§ Task to complete
Provide the count of lines below that include the word "your", without any accompanying remarks.

Web page and app entries
Content starts

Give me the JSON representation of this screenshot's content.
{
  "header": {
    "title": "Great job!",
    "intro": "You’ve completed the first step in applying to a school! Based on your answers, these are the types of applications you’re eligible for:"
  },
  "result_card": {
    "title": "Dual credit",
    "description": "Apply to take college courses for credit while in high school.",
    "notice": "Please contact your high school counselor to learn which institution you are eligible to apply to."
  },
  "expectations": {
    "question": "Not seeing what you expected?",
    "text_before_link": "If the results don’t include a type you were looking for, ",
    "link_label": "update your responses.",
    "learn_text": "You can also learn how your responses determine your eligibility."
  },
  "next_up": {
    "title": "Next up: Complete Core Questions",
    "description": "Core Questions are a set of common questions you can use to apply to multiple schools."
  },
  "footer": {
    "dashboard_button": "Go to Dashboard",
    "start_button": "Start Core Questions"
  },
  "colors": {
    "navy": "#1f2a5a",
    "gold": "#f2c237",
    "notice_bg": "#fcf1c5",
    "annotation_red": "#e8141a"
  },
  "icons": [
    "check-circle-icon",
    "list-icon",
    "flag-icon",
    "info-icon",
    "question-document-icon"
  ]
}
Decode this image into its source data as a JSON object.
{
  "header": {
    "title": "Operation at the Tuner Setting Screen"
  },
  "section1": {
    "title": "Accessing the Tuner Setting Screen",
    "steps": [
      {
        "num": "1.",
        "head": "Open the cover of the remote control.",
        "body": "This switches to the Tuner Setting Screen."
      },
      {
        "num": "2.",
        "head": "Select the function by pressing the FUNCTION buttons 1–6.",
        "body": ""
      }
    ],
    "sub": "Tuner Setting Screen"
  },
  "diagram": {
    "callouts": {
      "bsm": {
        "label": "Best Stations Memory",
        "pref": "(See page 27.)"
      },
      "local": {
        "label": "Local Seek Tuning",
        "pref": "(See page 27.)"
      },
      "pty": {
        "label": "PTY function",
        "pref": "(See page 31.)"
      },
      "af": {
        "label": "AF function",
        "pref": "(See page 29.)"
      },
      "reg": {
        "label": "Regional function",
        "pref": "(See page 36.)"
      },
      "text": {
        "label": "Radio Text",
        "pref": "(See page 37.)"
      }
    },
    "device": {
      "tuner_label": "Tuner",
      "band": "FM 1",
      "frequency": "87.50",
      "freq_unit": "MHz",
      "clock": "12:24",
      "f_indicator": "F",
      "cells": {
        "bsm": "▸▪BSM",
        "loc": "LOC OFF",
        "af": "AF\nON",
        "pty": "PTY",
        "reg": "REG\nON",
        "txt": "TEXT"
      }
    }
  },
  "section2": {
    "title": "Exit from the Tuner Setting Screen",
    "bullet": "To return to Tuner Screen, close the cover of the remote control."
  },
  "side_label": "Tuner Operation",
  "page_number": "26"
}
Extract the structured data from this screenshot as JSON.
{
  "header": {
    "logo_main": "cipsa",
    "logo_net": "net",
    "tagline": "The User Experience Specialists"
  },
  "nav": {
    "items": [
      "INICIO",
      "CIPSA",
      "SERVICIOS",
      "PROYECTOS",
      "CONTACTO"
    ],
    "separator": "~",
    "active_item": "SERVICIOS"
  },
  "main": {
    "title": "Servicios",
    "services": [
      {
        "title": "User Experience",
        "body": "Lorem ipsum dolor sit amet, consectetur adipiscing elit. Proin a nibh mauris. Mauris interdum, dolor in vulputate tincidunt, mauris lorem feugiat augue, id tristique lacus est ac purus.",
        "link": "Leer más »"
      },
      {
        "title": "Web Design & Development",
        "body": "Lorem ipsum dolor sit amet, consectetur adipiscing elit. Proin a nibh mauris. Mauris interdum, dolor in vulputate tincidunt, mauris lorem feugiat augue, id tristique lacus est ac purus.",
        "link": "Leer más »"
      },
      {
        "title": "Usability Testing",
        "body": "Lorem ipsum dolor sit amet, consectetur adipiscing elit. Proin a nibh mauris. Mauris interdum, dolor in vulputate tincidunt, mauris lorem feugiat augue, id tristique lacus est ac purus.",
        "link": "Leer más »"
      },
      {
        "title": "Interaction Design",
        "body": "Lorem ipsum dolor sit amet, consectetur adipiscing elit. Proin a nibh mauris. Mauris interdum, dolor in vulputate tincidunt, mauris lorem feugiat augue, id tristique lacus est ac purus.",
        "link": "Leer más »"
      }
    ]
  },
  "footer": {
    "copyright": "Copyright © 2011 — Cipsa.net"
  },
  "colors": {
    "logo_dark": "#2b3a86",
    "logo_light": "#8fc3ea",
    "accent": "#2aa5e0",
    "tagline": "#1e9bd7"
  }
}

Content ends

§ Solution
4